Last week I sent in the page proofs for Absence of Alice the ninth Sarah Winston Garage Sale mystery and I’m writing the second Chole Jackson Sea Glass Saloon mystery—A Time to Swill. I get a little crazy when I’m writing — ask my family.
Every writer goes through a number of stages when writing – joy, despair, despair, despair, joy. Did I mention despair?
It starts with an idea. It’s a great idea. A fabulous idea. I am so freaking smart. Starting a new book is exciting. There are blank pages to fill–the idea to expand until it’s fully formed.
About a third of the way through I start to wonder why I thought the idea was a great one. It now just seems okay.
Halfway through I hate the idea. What was I thinking? It wasn’t a big enough idea. It’s not enough to carry a book. Worse, I think everyone has used this same idea.
Three quarters of the way through–I’m a fraud. Everyone is going to realize it when they read this book. I’m a terrible writer. The reviews will be scathing. They’ll say she had a good run, but this was bound to happen.
Near the end. Ooohh, that’s a good twist. No one will see it coming. I didn’t see it coming. Nope, that’s wrong. It’s too obvious. I have that big shiny clue in the middle of the book. I might as well have a neon sign pointing at it. All the reviews will mention how easy it was to figure out who was the killer.
I go through revisions and send it off to my editor. What if he hates it? What if he says I have to rewrite the whole thing. He doesn’t!

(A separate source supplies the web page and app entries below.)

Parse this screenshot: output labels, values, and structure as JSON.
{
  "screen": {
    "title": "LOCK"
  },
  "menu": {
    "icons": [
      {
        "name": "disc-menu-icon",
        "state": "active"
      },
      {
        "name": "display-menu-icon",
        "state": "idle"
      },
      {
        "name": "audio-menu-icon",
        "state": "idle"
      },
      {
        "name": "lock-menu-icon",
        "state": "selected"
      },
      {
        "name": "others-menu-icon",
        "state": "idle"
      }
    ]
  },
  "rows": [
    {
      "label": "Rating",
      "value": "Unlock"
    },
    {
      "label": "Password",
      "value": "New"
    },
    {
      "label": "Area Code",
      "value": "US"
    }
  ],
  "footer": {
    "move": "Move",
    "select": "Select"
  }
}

The copy edits arrive. I hate it. I love it. That line was brilliant. How did I write that awful paragraph? But I can fix it.
Page proofs arrive. It’s my very last chance to find errors. What if I miss something? I still have a love/hate relationship with the manuscript.
Advance reader copies go out. People like it. They laughed out loud. It made someone cry. Whew. Now on to the next book.
Readers: Do you doubt yourself when you are doing something creative?